Muinga David is presently a PhD fellow at the Makerere Institute of Social Research (MISR), Makerere University. David’s research interests center about Political Economy, particularly on the dynamics of Global relations and Power and their influence in structuring social orders. Part of these interests are grounded in examining how land use and land relations from pre-colonial to post-colonial society have been reengineered, recreated and transformed and how colonial structures have formulated and further engineered the forms of expression of power as well as peasant agency and resistance to power. David is also interested in research on Africa-China relations.
Landslides and the Problematics of Disaster Response and Peasant Relocation by the State: Bududa District, Uganda

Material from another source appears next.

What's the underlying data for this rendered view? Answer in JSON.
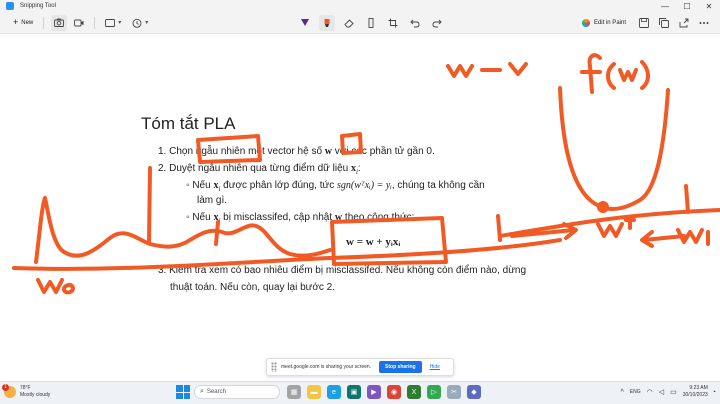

In Bududa, one of the districts in eastern Uganda, the slopes of Mountain Elgon, have long been a hot spot for landslides. Dating back to the 1800’s, more than 800 people have been estimated killed and countless thousands displaced with numbers highest in the recent years. The response of the Ugandan state to this disaster crisis, among others has primarily been relocation of disaster victims to public land in other districts. Whereas the state has employed and executed this solution, many disaster victims have since returned to resettle within the same disaster-prone areas. As landslides are gradually becoming an annual event, it is key to question the underlying factors as to why peasants continue to settle and resettle in these areas yet having knowledge of the endangerment that exists. More so, it is pertinent to query the execution of disaster response by the state and how this has created a series of problematics surrounding land in Bududa district and the surrounding areas of relocation. This paper debates that by the state relocating disaster victims, it has overlooked and aggravated an active land question from colonial antiquity. Through a quad faceted viewpoint, the paper posits that by relocation, a series of problematics are created in which peasants are not just relocated, but separated; Firstly, from their land – from which they gain subsistence; Secondly, from the utility of the land – which is not guaranteed in the areas of relocation; Thirdly, from their rights to land – which they do not hold in the public owned land: Lastly, temporary relocation in camps has separated peasants from their means of subsistence, engineering a culture of humanitarian and relief reliance. In doing so, the paper not only queries relocation as a solution to disasters in post-colonial states but also analyses the interplay between state power and peasant agency, and how societal structuring from colonial antiquity has engineered the form of peasant resistance to contemporary state power.
Affiliation: Makerere University